(Items listed in a dataset)
--- START ---

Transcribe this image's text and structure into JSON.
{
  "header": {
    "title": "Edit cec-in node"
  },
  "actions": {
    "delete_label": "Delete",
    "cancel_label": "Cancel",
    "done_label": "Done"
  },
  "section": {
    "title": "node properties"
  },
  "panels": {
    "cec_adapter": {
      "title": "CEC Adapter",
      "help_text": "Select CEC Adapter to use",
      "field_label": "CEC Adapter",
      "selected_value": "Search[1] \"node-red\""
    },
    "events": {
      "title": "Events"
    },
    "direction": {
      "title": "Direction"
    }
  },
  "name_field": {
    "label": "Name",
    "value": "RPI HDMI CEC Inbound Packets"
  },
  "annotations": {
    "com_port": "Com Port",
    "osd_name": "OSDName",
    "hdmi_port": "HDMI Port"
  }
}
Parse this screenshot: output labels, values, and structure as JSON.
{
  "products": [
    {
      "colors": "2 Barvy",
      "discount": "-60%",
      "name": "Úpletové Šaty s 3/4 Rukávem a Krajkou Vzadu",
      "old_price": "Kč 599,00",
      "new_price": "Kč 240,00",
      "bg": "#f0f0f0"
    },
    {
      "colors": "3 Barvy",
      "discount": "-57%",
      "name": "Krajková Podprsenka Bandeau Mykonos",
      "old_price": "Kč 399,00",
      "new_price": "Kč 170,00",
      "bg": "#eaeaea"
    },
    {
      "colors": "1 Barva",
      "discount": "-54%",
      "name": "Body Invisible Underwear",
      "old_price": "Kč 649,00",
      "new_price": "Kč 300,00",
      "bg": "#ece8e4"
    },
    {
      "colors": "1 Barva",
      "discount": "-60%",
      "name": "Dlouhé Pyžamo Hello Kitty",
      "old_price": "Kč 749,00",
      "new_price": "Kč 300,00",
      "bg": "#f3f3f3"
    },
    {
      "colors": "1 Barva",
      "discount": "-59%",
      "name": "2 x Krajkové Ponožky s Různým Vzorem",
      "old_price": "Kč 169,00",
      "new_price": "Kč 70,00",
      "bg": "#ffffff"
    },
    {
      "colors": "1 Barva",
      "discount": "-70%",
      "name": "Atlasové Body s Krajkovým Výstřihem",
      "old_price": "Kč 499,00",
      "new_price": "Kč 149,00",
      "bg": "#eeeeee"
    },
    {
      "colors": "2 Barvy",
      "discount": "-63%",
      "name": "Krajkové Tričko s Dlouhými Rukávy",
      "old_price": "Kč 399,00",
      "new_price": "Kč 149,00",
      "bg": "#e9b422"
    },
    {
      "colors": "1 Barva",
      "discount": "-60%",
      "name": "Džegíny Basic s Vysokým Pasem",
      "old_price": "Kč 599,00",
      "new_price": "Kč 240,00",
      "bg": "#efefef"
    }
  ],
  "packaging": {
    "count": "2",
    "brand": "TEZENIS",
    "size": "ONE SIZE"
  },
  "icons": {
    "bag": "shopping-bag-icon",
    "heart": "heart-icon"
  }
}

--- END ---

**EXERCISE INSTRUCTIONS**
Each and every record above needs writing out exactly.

**YOUR RESPONSE**
Transcribe this image's text and structure into JSON.
{
  "header": {
    "title": "Edit cec-in node"
  },
  "actions": {
    "delete_label": "Delete",
    "cancel_label": "Cancel",
    "done_label": "Done"
  },
  "section": {
    "title": "node properties"
  },
  "panels": {
    "cec_adapter": {
      "title": "CEC Adapter",
      "help_text": "Select CEC Adapter to use",
      "field_label": "CEC Adapter",
      "selected_value": "Search[1] \"node-red\""
    },
    "events": {
      "title": "Events"
    },
    "direction": {
      "title": "Direction"
    }
  },
  "name_field": {
    "label": "Name",
    "value": "RPI HDMI CEC Inbound Packets"
  },
  "annotations": {
    "com_port": "Com Port",
    "osd_name": "OSDName",
    "hdmi_port": "HDMI Port"
  }
}
Parse this screenshot: output labels, values, and structure as JSON.
{
  "products": [
    {
      "colors": "2 Barvy",
      "discount": "-60%",
      "name": "Úpletové Šaty s 3/4 Rukávem a Krajkou Vzadu",
      "old_price": "Kč 599,00",
      "new_price": "Kč 240,00",
      "bg": "#f0f0f0"
    },
    {
      "colors": "3 Barvy",
      "discount": "-57%",
      "name": "Krajková Podprsenka Bandeau Mykonos",
      "old_price": "Kč 399,00",
      "new_price": "Kč 170,00",
      "bg": "#eaeaea"
    },
    {
      "colors": "1 Barva",
      "discount": "-54%",
      "name": "Body Invisible Underwear",
      "old_price": "Kč 649,00",
      "new_price": "Kč 300,00",
      "bg": "#ece8e4"
    },
    {
      "colors": "1 Barva",
      "discount": "-60%",
      "name": "Dlouhé Pyžamo Hello Kitty",
      "old_price": "Kč 749,00",
      "new_price": "Kč 300,00",
      "bg": "#f3f3f3"
    },
    {
      "colors": "1 Barva",
      "discount": "-59%",
      "name": "2 x Krajkové Ponožky s Různým Vzorem",
      "old_price": "Kč 169,00",
      "new_price": "Kč 70,00",
      "bg": "#ffffff"
    },
    {
      "colors": "1 Barva",
      "discount": "-70%",
      "name": "Atlasové Body s Krajkovým Výstřihem",
      "old_price": "Kč 499,00",
      "new_price": "Kč 149,00",
      "bg": "#eeeeee"
    },
    {
      "colors": "2 Barvy",
      "discount": "-63%",
      "name": "Krajkové Tričko s Dlouhými Rukávy",
      "old_price": "Kč 399,00",
      "new_price": "Kč 149,00",
      "bg": "#e9b422"
    },
    {
      "colors": "1 Barva",
      "discount": "-60%",
      "name": "Džegíny Basic s Vysokým Pasem",
      "old_price": "Kč 599,00",
      "new_price": "Kč 240,00",
      "bg": "#efefef"
    }
  ],
  "packaging": {
    "count": "2",
    "brand": "TEZENIS",
    "size": "ONE SIZE"
  },
  "icons": {
    "bag": "shopping-bag-icon",
    "heart": "heart-icon"
  }
}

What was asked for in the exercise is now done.